It’s all part of the giant dance of scheduling aircraft, which airlines do very carefully. They’re especially careful if they’re a European airline or flying from Europe, since the delay payment scheme in Flight Compensation Regulation EU261/2004 applies based on your scheduled arrival time.
If you think that’s a bit of an incentive for an airline to book two-hour flights as three-hour flights, you’re not wrong. But the pressure on the other side is that airplanes don’t make airlines any money if they’re sitting on the ground. So the airline has an incentive to schedule as tightly as possible, especially on short haul flights of four hours or less.
Moreover, airlines know that passengers want to arrive on time, that governments produce official rankings from their data, and that if they’re too delayed, too often, they’ll get a reputation among the flying public.
In recent years, too, in addition to schedule padding, airlines have developed several new options at their disposal to make up time.
The first is the most obvious and isn’t exactly new: the pilot can step on it, burning a little extra aviation fuel to fly a little faster. With increasingly connected air traffic control systems, alongside live location-based tracking, this kind of request becomes easier to fulfil.

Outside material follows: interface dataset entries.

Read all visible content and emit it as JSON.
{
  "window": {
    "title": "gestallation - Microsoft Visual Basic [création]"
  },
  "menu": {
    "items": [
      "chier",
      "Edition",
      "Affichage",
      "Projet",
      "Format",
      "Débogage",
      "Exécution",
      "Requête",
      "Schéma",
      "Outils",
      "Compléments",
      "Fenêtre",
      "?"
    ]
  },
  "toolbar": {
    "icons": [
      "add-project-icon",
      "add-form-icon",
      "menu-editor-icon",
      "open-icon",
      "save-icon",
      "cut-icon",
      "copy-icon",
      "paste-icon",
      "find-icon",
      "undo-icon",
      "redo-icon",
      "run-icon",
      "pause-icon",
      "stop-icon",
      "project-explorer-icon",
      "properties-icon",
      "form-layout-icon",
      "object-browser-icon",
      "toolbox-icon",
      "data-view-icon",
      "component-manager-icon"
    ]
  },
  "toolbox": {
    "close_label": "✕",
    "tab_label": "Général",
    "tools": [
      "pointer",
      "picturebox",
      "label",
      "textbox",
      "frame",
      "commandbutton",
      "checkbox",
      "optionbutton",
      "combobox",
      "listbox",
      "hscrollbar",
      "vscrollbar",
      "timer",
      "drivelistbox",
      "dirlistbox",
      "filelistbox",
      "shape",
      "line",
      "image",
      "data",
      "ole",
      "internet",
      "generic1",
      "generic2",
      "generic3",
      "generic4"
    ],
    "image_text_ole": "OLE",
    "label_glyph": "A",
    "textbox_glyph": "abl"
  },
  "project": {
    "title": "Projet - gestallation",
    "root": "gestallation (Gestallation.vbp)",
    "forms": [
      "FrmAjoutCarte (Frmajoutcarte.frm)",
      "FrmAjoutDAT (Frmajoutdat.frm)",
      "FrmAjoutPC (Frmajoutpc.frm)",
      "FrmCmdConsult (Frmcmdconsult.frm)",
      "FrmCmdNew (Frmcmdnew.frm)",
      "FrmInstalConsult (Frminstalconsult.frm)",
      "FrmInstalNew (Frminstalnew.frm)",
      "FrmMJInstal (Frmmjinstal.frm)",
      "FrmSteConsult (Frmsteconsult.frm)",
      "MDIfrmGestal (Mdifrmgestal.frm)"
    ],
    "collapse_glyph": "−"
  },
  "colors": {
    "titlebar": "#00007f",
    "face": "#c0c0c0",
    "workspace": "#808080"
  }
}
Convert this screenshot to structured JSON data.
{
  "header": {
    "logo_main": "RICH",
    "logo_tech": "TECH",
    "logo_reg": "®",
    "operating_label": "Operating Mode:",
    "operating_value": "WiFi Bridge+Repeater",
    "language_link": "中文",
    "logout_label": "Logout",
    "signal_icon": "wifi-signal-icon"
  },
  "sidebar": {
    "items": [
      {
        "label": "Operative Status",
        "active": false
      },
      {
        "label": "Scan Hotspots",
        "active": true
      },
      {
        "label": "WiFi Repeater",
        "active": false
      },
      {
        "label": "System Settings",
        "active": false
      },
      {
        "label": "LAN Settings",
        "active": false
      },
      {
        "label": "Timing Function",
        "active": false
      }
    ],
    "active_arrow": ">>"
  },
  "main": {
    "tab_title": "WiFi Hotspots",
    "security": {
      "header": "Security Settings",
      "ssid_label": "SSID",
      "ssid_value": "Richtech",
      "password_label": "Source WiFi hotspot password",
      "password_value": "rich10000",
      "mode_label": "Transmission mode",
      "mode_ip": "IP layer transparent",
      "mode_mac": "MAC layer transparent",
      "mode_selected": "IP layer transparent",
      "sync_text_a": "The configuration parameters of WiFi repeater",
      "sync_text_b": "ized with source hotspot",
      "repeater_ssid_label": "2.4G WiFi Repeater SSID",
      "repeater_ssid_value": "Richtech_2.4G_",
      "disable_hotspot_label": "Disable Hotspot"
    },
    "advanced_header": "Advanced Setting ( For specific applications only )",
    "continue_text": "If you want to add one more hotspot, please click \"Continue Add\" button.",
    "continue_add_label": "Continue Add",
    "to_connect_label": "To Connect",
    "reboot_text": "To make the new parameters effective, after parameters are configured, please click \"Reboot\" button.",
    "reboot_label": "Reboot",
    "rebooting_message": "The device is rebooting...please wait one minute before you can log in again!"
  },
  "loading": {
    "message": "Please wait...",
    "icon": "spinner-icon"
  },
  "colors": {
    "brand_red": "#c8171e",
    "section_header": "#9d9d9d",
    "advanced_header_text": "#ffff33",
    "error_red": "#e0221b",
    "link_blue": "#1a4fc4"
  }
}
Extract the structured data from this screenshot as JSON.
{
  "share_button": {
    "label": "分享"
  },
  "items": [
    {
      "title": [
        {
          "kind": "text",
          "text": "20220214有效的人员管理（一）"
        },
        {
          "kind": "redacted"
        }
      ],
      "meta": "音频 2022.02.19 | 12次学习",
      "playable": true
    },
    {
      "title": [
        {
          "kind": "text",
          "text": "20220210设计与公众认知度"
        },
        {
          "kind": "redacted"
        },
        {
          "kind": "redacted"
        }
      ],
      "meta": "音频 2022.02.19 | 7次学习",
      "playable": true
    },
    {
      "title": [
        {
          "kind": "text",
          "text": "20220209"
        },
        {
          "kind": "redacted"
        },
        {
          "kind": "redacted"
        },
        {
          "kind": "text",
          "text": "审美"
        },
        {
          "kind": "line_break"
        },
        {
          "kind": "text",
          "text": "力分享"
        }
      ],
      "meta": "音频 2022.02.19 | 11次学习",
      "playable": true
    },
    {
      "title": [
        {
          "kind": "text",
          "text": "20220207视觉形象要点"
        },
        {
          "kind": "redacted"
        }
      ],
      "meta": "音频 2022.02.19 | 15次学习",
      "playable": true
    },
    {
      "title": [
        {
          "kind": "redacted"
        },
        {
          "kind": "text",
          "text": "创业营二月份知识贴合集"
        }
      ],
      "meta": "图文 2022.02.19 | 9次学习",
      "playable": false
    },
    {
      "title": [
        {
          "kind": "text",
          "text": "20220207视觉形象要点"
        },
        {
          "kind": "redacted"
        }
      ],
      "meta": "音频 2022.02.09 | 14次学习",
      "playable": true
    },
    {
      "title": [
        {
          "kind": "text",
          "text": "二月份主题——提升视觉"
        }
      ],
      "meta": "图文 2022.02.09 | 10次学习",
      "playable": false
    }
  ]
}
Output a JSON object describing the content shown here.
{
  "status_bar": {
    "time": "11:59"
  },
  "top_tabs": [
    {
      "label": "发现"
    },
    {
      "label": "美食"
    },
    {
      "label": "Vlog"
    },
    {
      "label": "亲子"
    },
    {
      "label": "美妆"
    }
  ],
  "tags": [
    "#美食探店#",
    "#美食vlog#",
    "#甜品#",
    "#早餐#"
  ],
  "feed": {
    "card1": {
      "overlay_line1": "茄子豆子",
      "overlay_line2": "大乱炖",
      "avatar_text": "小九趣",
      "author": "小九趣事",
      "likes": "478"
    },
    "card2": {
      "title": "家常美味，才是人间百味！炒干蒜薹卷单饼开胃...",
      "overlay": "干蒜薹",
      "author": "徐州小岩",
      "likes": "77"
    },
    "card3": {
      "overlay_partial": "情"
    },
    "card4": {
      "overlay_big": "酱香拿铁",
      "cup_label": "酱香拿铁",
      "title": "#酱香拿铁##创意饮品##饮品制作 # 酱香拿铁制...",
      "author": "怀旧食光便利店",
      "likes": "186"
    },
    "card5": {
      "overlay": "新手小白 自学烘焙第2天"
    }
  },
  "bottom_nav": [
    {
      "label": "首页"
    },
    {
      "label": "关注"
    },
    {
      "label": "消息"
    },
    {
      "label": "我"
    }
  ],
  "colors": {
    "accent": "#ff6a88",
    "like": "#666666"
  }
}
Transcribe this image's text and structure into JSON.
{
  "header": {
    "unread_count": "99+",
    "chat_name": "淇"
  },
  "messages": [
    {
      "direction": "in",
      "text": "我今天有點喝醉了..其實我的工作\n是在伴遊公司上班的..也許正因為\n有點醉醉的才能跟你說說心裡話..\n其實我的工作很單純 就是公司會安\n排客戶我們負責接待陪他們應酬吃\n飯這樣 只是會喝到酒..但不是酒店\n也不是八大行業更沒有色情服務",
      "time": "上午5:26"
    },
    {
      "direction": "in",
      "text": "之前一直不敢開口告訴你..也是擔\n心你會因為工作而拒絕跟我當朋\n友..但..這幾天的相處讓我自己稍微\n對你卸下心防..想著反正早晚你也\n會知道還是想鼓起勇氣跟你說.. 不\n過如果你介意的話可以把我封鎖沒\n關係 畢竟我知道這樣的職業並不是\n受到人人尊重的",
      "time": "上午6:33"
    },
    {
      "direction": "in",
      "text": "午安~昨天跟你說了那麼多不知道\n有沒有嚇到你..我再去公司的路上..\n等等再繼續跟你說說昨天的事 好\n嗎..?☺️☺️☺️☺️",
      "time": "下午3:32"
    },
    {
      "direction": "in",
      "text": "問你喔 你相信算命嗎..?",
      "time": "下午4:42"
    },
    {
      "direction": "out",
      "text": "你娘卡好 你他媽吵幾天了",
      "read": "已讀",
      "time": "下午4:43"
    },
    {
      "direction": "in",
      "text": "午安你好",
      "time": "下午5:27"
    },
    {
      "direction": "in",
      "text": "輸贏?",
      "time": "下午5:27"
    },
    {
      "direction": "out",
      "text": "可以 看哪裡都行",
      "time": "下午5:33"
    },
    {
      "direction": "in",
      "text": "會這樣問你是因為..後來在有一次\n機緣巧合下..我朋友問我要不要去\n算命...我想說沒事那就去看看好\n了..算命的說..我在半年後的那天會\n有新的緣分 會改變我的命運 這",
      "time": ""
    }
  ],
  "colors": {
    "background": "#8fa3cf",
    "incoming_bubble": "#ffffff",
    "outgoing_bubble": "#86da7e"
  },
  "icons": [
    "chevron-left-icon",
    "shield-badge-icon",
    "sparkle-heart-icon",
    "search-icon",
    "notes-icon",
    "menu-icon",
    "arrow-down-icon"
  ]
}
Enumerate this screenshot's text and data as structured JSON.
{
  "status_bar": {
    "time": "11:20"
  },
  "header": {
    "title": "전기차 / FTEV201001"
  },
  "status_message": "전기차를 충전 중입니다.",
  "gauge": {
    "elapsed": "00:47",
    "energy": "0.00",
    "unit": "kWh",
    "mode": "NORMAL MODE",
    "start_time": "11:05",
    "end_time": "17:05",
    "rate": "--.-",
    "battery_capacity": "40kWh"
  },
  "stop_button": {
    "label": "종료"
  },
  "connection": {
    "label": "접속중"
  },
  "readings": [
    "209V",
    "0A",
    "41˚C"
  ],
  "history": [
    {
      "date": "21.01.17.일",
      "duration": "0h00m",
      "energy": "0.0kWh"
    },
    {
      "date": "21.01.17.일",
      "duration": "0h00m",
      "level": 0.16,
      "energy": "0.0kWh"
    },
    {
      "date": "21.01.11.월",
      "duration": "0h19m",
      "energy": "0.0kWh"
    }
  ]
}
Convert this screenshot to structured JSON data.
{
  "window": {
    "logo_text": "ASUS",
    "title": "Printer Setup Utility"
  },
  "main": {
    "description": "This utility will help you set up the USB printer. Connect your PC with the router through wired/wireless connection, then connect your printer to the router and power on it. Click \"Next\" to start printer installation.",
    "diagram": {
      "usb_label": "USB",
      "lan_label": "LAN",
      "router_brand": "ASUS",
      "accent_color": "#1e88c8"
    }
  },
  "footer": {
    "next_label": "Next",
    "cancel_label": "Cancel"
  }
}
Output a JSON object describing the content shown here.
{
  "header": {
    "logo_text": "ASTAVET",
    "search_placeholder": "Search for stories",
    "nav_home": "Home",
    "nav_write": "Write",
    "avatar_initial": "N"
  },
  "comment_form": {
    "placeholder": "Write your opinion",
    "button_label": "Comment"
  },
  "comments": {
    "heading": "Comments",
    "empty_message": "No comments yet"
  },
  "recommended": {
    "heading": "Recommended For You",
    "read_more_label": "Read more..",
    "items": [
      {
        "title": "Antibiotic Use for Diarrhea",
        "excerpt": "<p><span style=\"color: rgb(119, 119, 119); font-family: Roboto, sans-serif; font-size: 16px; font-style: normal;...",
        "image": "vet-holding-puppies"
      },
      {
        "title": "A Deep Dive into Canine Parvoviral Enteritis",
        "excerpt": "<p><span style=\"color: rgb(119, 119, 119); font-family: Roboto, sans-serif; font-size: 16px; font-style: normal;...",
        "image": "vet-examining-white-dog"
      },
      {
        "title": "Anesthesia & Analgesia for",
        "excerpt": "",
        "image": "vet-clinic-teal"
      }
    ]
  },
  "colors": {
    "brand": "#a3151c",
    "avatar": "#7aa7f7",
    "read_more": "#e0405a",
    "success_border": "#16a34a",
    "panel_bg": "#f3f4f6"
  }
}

Less obvious are some of the tricks used by modern, high-tech connecting hubs like Helsinki and Reykjavik. Finnair, for example, used its ticket data to figure out which inbound flights have the tightest connections and prioritises them in the landing queue and arrivals. Do some of those connections from the Delhi flight look a bit dicey? Well, get the pilot to step on it and move that plane a couple of slots ahead in the queue.
All of which is to say: if you’re meeting an overnight flight that arrives in the early morning, and you see it’s departed an hour late before you go to sleep, don’t think you can spend an extra hour in bed. It might just be on time.